Patient Portals

More and more physicians are turning to patient portals as a tool to communicate with patients. They also contain some information as the physician provides access to whatever they ant to use the tool for. Some will allow you to make appointments and request medication refills. Some will allow you to ask a question through an email. Others will show you test and lab results. They will also show statistical information about you. Some will also show clinical information from your visits. It's important to spend some time understanding and learning to use the patient portal that your doctor provides.

Medical Journals Are Important When Filing For Disability

If you have a chronic illness that becomes debilitating, medical journals will help you document the reasons that you are unable to work. Charting your progression with your illness as well as how your illness has effected your ability to work will be helpful information if and when you have to apply for disability

This content is accurate and true to the best of the author’s knowledge and does not substitute for diagnosis, prognosis, treatment, prescription, and/or dietary advice from a licensed health professional. Drugs, supplements, and natural remedies may have dangerous side effects. If pregnant or nursing, consult with a qualified provider on an individual basis. Seek immediate help if you are experiencing a medical emergency.

© 2015 Linda F Correa


Linda F Correa (author) from Spring Hill Florida on April 14, 2015:

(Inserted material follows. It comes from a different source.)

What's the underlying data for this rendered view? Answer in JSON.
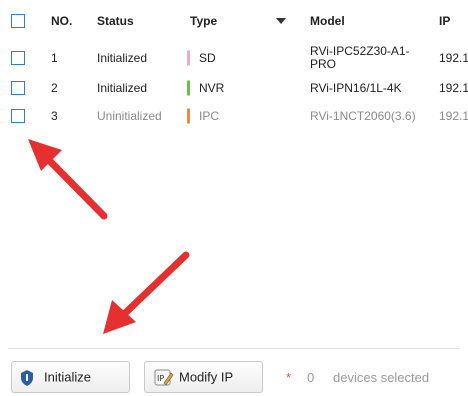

It's a wonderful idea for any caregivers, especially at a time when a caregiver may have to give information when they can't or are unable to answer questions that are important to care

Donna Herron from USA on April 13, 2015:

Thanks for this wonderful advice. My in-laws are beginning to have serious medical issues and my husband and I are having to catch up on a lot of the information you list. Thanks for this great starter on the info we need to start collecting.

Linda F Correa (author) from Spring Hill Florida on April 04, 2015:

Anyone with an acute or chronic problem should keep a medical journal. It is essential to keeping track of multiple doctors and events

Linda F Correa (author) from Spring Hill Florida on March 31, 2015:

That's why I suggest that anyone dealing with a chronic or acute medical condition or anyone who is a caregiver takes this step. It is important to be proactive in your health care

Missy from The Midwest on March 31, 2015:

I wish I had read this when my Post Concussion Syndrome was at its worst. I used to struggle to remember whether I took my meds, and I completely blanked out when my doctors asked about my symptoms. To this day, I still can't remember the name or location of one of my doctors, so I can't go back to see him. Good tips.

Linda F Correa (author) from Spring Hill Florida on March 20, 2015:

All the best to your Mom. I know how challenging being a caregiver is. Now you have given me lots to add to this article about how caregivers can benefit from this information too. Thanks for your prospective

FlourishAnyway from USA on March 19, 2015:

Excellent information! This is very useful advice, especially as people grow older. You never know when you'll have to hand over care to a care partner, even temporarily. For example, my mother is seeing many doctors right now for a whole host of medical issues and 4 scheduled surgeries this year. She cannot see well at all (one of her medical issues -- affects both eyes). It would have been nice to have this all in one place rather than via her verbal recollection or scattered papers. Voted up and more and sharing. I wish you well in your health issues.